Amos compares the hatred of gays evident in the lyrics with the extreme racism of white supremacists. To begin thinking about the effects of extreme intolerance, students could list some of the rights we take for granted in the UK. How would they react if they were taken away? How might they defend themselves?
Ask students, in groups, to think of instances from the past that exemplify denial of human rights, and to feed back. Have lessons been learned from history? Students could investigate those who risked their lives to stand up for human rights. Are there any modern parallels of intolerance and the fight against it?
Later, Elephant Man talks about freedom of speech. Students could discuss what this means – in music, the press, for the individual. Is freedom of speech an inalienable right?
Meeting Ian McKnight
Clip three: 19:47 – 20:49
- Opens with Stephen Amos saying, 'One of the reasons I was very passionate about making this programme…'
- Closes with Ian McKnight saying, 'And, to be assured that you will get off.'
McKnight talks about the lack of disquiet from those at the 'top' of Jamaican politics about the harassment and murder of gay people. Students could use the internet to investigate how different states around the world legislate when it comes to homosexuality – where it is legal, where it isn't, what the law says, and what the punishments are. They could use a world map and key to document their findings, or work in groups to each investigate a continent.
Additionally, students could investigate the work of human rights groups, such as Amnesty International and Human Rights Watch, with regard to gay rights.
Seventh Day Adventists
Clip 4: 29:52 – 30:54
- Opens with Pastor Ryan Simpson saying, 'Can I say, certainly I believe, and I can say this clearly, that my church teach there are certain conditions…'
- Closes with Stephen Amos saying, 'The idea that my sexuality, and that of other gays, could be changed or reprogrammed, really annoyed me.'
Simpson and his colleagues believe that being gay is a condition that can be 'cured'. Their church teaches an 'ideal lifestyle' – marriage between a man and a woman. Later, Archbishop Lawrence Burke says that to use Christianity to deny gay people rights is a lie, and that the Bible has been wrongly used to justify other human rights abuses such as apartheid. Discuss ways in which religion can be a force for both good and bad. This could be done in two groups in the form of a debate. Perhaps students could ask the school chaplain, or another religious leader from your community, to participate.
Clip five: 44:35 – 45:52
- Opens with Stephen Amos saying, 'But what if that leads to your murder?'
- Closes with Stephen Amos saying, 'We owe our kids better than this, I think.'
Stefan feels that families who disown their children can force them into the very type of life they don't want for them – homelessness, drugs, even prostitution. Earlier, Olisa came out to his mum and was surprised to find her supportive. She only wants for him to be happy, healthy and safe.
What might be done to support young black gay people whose families cannot accept their sexuality? And what can be done to bring about change? Should help and support target the parents or the young person, or does a move towards a more tolerant black community start with educating the much younger? If gay intolerance is not a problem for your particular community, does that mean students needn't be concerned? If it is, who is already out there trying to make a difference?

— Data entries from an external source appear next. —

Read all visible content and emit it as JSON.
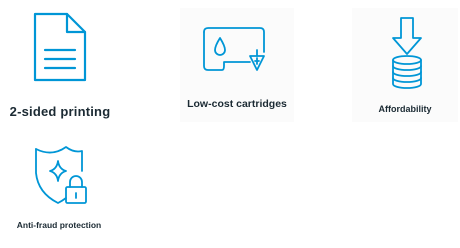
{
  "colors": {
    "icon": "#0096d6",
    "label": "#1b2a33",
    "card_bg": "#fbfbfb"
  },
  "features": [
    {
      "label": "2-sided printing",
      "icon": "document-icon"
    },
    {
      "label": "Low-cost cartridges",
      "icon": "ink-cartridge-icon"
    },
    {
      "label": "Affordability",
      "icon": "coins-down-arrow-icon"
    },
    {
      "label": "Anti-fraud protection",
      "icon": "shield-lock-icon"
    }
  ]
}
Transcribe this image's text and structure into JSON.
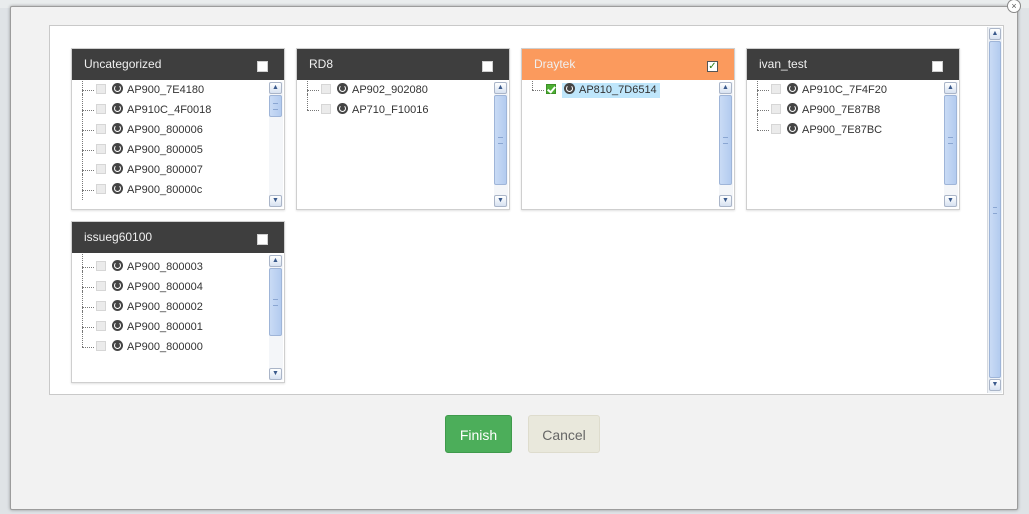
{
  "dialog": {
    "close_glyph": "×"
  },
  "groups": [
    {
      "title": "Uncategorized",
      "header_color": "#3e3e3e",
      "checked": false,
      "items": [
        {
          "label": "AP900_7E4180",
          "checked": false
        },
        {
          "label": "AP910C_4F0018",
          "checked": false
        },
        {
          "label": "AP900_800006",
          "checked": false
        },
        {
          "label": "AP900_800005",
          "checked": false
        },
        {
          "label": "AP900_800007",
          "checked": false
        },
        {
          "label": "AP900_80000c",
          "checked": false
        }
      ]
    },
    {
      "title": "RD8",
      "header_color": "#3e3e3e",
      "checked": false,
      "items": [
        {
          "label": "AP902_902080",
          "checked": false
        },
        {
          "label": "AP710_F10016",
          "checked": false
        }
      ]
    },
    {
      "title": "Draytek",
      "header_color": "#fb9a5d",
      "checked": true,
      "items": [
        {
          "label": "AP810_7D6514",
          "checked": true,
          "selected": true
        }
      ]
    },
    {
      "title": "ivan_test",
      "header_color": "#3e3e3e",
      "checked": false,
      "items": [
        {
          "label": "AP910C_7F4F20",
          "checked": false
        },
        {
          "label": "AP900_7E87B8",
          "checked": false
        },
        {
          "label": "AP900_7E87BC",
          "checked": false
        }
      ]
    },
    {
      "title": "issueg60100",
      "header_color": "#3e3e3e",
      "checked": false,
      "items": [
        {
          "label": "AP900_800003",
          "checked": false
        },
        {
          "label": "AP900_800004",
          "checked": false
        },
        {
          "label": "AP900_800002",
          "checked": false
        },
        {
          "label": "AP900_800001",
          "checked": false
        },
        {
          "label": "AP900_800000",
          "checked": false
        }
      ]
    }
  ],
  "icons": {
    "group_checkbox": "checkbox-icon",
    "device": "access-point-icon",
    "scroll_up": "chevron-up-icon",
    "scroll_down": "chevron-down-icon"
  },
  "buttons": {
    "finish": "Finish",
    "cancel": "Cancel"
  },
  "colors": {
    "finish": "#4cae5a",
    "cancel": "#e9e8dc",
    "selected_group": "#fb9a5d"
  }
}
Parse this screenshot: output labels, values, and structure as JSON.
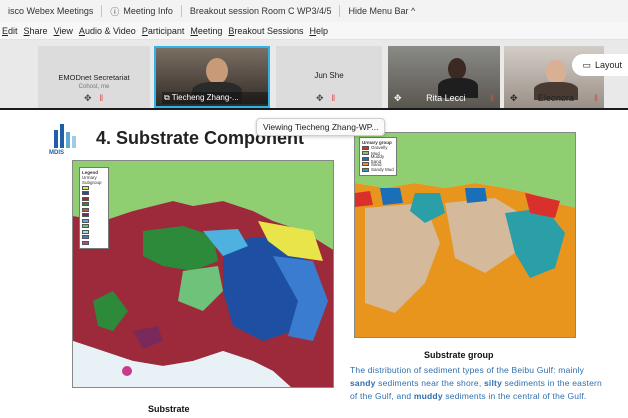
{
  "titlebar": {
    "app": "isco Webex Meetings",
    "meeting_info": "Meeting Info",
    "breakout": "Breakout session Room C WP3/4/5",
    "hide_menu": "Hide Menu Bar ^"
  },
  "menu": [
    "Edit",
    "Share",
    "View",
    "Audio & Video",
    "Participant",
    "Meeting",
    "Breakout Sessions",
    "Help"
  ],
  "participants": [
    {
      "name": "EMODnet Secretariat",
      "sub": "Cohost, me"
    },
    {
      "name": "Tiecheng Zhang-..."
    },
    {
      "name": "Jun She"
    },
    {
      "name": "Rita Lecci"
    },
    {
      "name": "Eleonora"
    }
  ],
  "layout_label": "Layout",
  "viewing_banner": "Viewing Tiecheng Zhang-WP...",
  "slide": {
    "logo_text": "MDIS",
    "title": "4. Substrate Component",
    "left_caption": "Substrate",
    "right_caption": "Substrate group",
    "description_parts": {
      "p1": "The distribution of sediment types of the Beibu Gulf: mainly ",
      "sandy": "sandy",
      "p2": " sediments near the shore, ",
      "silty": "silty",
      "p3": " sediments in the eastern of the Gulf, and ",
      "muddy": "muddy",
      "p4": " sediments in the central of the Gulf."
    },
    "right_legend": {
      "title": "Urmary group",
      "items": [
        {
          "label": "Gravelly",
          "color": "#d9302c"
        },
        {
          "label": "Mud",
          "color": "#8fbf6a"
        },
        {
          "label": "Muddy Sand",
          "color": "#1a6fb8"
        },
        {
          "label": "Sand",
          "color": "#e7951d"
        },
        {
          "label": "Sandy Mud",
          "color": "#2a9fa8"
        }
      ]
    },
    "left_legend": {
      "title": "Legend",
      "subtitle": "Urmary",
      "subtitle2": "Subgroup",
      "colors": [
        "#e9e44a",
        "#1e4fa3",
        "#9c2a3a",
        "#2d8a3b",
        "#b15a4a",
        "#7a2a5a",
        "#4fb1e0",
        "#6fc27a",
        "#a7d8e8",
        "#3a7dd0",
        "#c93a8a"
      ]
    }
  },
  "colors": {
    "accent": "#2fb3e8",
    "menu_separator": "#1a1a1a",
    "desc_blue": "#2e6fb0"
  }
}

Students could work on producing a plan of action to tackle the problem in the UK. It might involve raising awareness of the problem, lobbying politicians to legislate against homophobic lyrics, engaging with religious leaders and parents, developing school programmes or supporting community projects.
On a smaller scale, students could investigate the prevalence of homophobic attitudes in school, or whichever setting you are in, and develop ways to address the problem – by developing or changing school policy, implementing a 'zero tolerance' approach, developing a 'charter', or recognising and celebrating diversity some other way.